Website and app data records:
________________________________________

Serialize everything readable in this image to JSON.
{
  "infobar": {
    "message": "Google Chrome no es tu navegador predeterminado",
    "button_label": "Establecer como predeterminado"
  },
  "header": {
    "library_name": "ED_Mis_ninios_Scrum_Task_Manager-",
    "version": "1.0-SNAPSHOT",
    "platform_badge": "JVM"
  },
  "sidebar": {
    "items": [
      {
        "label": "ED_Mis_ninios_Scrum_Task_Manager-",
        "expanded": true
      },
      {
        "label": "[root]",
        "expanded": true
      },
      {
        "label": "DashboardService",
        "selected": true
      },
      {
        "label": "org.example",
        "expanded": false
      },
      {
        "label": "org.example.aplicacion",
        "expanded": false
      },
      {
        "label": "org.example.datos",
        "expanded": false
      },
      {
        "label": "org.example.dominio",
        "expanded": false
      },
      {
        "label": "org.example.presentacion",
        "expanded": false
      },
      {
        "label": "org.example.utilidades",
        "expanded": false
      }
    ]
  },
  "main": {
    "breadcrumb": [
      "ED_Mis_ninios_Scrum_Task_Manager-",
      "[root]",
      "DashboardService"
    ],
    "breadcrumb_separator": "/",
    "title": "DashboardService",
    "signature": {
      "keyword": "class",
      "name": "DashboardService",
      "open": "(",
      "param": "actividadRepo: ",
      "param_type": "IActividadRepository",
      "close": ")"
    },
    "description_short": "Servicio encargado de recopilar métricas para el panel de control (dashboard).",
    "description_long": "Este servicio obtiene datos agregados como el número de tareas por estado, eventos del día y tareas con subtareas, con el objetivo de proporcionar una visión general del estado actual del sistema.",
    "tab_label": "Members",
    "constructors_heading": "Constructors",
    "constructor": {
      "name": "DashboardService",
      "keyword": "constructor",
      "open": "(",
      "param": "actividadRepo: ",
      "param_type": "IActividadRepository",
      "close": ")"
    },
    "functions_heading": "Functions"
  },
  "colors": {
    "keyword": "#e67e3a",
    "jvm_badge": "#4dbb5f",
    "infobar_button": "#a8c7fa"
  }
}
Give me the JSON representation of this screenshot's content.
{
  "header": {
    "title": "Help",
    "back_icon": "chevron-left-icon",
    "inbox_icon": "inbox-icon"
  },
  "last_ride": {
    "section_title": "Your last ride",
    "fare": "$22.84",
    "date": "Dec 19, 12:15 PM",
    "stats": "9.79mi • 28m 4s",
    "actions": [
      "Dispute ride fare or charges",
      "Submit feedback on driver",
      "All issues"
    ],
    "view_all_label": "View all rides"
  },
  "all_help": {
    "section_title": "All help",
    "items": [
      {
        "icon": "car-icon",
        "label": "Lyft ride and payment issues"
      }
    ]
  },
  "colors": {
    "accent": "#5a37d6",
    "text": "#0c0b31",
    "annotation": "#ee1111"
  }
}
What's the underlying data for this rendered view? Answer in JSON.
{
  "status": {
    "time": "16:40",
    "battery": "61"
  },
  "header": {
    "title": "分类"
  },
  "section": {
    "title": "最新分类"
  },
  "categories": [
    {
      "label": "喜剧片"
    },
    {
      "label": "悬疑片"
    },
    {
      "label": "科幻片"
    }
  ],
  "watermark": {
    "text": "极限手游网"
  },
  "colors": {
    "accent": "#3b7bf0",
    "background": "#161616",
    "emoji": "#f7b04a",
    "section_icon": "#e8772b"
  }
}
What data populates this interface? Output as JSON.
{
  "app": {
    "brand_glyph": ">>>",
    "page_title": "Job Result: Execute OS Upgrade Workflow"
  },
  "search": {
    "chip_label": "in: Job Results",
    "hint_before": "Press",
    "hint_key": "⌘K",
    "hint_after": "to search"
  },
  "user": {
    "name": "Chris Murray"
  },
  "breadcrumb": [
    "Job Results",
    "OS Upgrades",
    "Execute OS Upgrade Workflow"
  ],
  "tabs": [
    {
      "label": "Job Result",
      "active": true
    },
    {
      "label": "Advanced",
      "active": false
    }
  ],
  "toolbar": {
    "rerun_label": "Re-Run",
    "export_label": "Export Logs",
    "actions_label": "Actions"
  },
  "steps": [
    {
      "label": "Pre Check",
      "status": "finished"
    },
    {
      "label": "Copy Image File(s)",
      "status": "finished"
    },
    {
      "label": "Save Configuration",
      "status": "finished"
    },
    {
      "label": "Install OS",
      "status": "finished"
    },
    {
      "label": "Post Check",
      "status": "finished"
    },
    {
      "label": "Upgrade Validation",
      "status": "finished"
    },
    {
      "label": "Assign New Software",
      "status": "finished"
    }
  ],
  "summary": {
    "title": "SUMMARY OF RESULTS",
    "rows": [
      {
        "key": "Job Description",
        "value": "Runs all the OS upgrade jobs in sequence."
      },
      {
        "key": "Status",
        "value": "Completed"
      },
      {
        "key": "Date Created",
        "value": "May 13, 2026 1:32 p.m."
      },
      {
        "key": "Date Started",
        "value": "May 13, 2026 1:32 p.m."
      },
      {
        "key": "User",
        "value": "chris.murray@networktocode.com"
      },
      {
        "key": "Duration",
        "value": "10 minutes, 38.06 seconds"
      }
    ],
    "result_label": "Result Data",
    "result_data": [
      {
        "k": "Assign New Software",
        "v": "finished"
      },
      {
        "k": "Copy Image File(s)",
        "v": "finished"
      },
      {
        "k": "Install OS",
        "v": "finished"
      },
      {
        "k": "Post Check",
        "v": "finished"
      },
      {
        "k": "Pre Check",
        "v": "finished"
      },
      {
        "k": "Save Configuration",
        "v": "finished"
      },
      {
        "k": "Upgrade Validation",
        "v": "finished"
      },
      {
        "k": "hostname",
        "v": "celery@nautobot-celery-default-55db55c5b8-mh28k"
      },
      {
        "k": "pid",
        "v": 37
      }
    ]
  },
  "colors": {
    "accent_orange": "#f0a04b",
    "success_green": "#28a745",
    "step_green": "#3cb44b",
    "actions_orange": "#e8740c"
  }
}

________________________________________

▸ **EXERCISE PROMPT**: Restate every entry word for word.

▸ **PROBLEM SOLUTION**:
Serialize everything readable in this image to JSON.
{
  "infobar": {
    "message": "Google Chrome no es tu navegador predeterminado",
    "button_label": "Establecer como predeterminado"
  },
  "header": {
    "library_name": "ED_Mis_ninios_Scrum_Task_Manager-",
    "version": "1.0-SNAPSHOT",
    "platform_badge": "JVM"
  },
  "sidebar": {
    "items": [
      {
        "label": "ED_Mis_ninios_Scrum_Task_Manager-",
        "expanded": true
      },
      {
        "label": "[root]",
        "expanded": true
      },
      {
        "label": "DashboardService",
        "selected": true
      },
      {
        "label": "org.example",
        "expanded": false
      },
      {
        "label": "org.example.aplicacion",
        "expanded": false
      },
      {
        "label": "org.example.datos",
        "expanded": false
      },
      {
        "label": "org.example.dominio",
        "expanded": false
      },
      {
        "label": "org.example.presentacion",
        "expanded": false
      },
      {
        "label": "org.example.utilidades",
        "expanded": false
      }
    ]
  },
  "main": {
    "breadcrumb": [
      "ED_Mis_ninios_Scrum_Task_Manager-",
      "[root]",
      "DashboardService"
    ],
    "breadcrumb_separator": "/",
    "title": "DashboardService",
    "signature": {
      "keyword": "class",
      "name": "DashboardService",
      "open": "(",
      "param": "actividadRepo: ",
      "param_type": "IActividadRepository",
      "close": ")"
    },
    "description_short": "Servicio encargado de recopilar métricas para el panel de control (dashboard).",
    "description_long": "Este servicio obtiene datos agregados como el número de tareas por estado, eventos del día y tareas con subtareas, con el objetivo de proporcionar una visión general del estado actual del sistema.",
    "tab_label": "Members",
    "constructors_heading": "Constructors",
    "constructor": {
      "name": "DashboardService",
      "keyword": "constructor",
      "open": "(",
      "param": "actividadRepo: ",
      "param_type": "IActividadRepository",
      "close": ")"
    },
    "functions_heading": "Functions"
  },
  "colors": {
    "keyword": "#e67e3a",
    "jvm_badge": "#4dbb5f",
    "infobar_button": "#a8c7fa"
  }
}
Give me the JSON representation of this screenshot's content.
{
  "header": {
    "title": "Help",
    "back_icon": "chevron-left-icon",
    "inbox_icon": "inbox-icon"
  },
  "last_ride": {
    "section_title": "Your last ride",
    "fare": "$22.84",
    "date": "Dec 19, 12:15 PM",
    "stats": "9.79mi • 28m 4s",
    "actions": [
      "Dispute ride fare or charges",
      "Submit feedback on driver",
      "All issues"
    ],
    "view_all_label": "View all rides"
  },
  "all_help": {
    "section_title": "All help",
    "items": [
      {
        "icon": "car-icon",
        "label": "Lyft ride and payment issues"
      }
    ]
  },
  "colors": {
    "accent": "#5a37d6",
    "text": "#0c0b31",
    "annotation": "#ee1111"
  }
}
What's the underlying data for this rendered view? Answer in JSON.
{
  "status": {
    "time": "16:40",
    "battery": "61"
  },
  "header": {
    "title": "分类"
  },
  "section": {
    "title": "最新分类"
  },
  "categories": [
    {
      "label": "喜剧片"
    },
    {
      "label": "悬疑片"
    },
    {
      "label": "科幻片"
    }
  ],
  "watermark": {
    "text": "极限手游网"
  },
  "colors": {
    "accent": "#3b7bf0",
    "background": "#161616",
    "emoji": "#f7b04a",
    "section_icon": "#e8772b"
  }
}
What data populates this interface? Output as JSON.
{
  "app": {
    "brand_glyph": ">>>",
    "page_title": "Job Result: Execute OS Upgrade Workflow"
  },
  "search": {
    "chip_label": "in: Job Results",
    "hint_before": "Press",
    "hint_key": "⌘K",
    "hint_after": "to search"
  },
  "user": {
    "name": "Chris Murray"
  },
  "breadcrumb": [
    "Job Results",
    "OS Upgrades",
    "Execute OS Upgrade Workflow"
  ],
  "tabs": [
    {
      "label": "Job Result",
      "active": true
    },
    {
      "label": "Advanced",
      "active": false
    }
  ],
  "toolbar": {
    "rerun_label": "Re-Run",
    "export_label": "Export Logs",
    "actions_label": "Actions"
  },
  "steps": [
    {
      "label": "Pre Check",
      "status": "finished"
    },
    {
      "label": "Copy Image File(s)",
      "status": "finished"
    },
    {
      "label": "Save Configuration",
      "status": "finished"
    },
    {
      "label": "Install OS",
      "status": "finished"
    },
    {
      "label": "Post Check",
      "status": "finished"
    },
    {
      "label": "Upgrade Validation",
      "status": "finished"
    },
    {
      "label": "Assign New Software",
      "status": "finished"
    }
  ],
  "summary": {
    "title": "SUMMARY OF RESULTS",
    "rows": [
      {
        "key": "Job Description",
        "value": "Runs all the OS upgrade jobs in sequence."
      },
      {
        "key": "Status",
        "value": "Completed"
      },
      {
        "key": "Date Created",
        "value": "May 13, 2026 1:32 p.m."
      },
      {
        "key": "Date Started",
        "value": "May 13, 2026 1:32 p.m."
      },
      {
        "key": "User",
        "value": "chris.murray@networktocode.com"
      },
      {
        "key": "Duration",
        "value": "10 minutes, 38.06 seconds"
      }
    ],
    "result_label": "Result Data",
    "result_data": [
      {
        "k": "Assign New Software",
        "v": "finished"
      },
      {
        "k": "Copy Image File(s)",
        "v": "finished"
      },
      {
        "k": "Install OS",
        "v": "finished"
      },
      {
        "k": "Post Check",
        "v": "finished"
      },
      {
        "k": "Pre Check",
        "v": "finished"
      },
      {
        "k": "Save Configuration",
        "v": "finished"
      },
      {
        "k": "Upgrade Validation",
        "v": "finished"
      },
      {
        "k": "hostname",
        "v": "celery@nautobot-celery-default-55db55c5b8-mh28k"
      },
      {
        "k": "pid",
        "v": 37
      }
    ]
  },
  "colors": {
    "accent_orange": "#f0a04b",
    "success_green": "#28a745",
    "step_green": "#3cb44b",
    "actions_orange": "#e8740c"
  }
}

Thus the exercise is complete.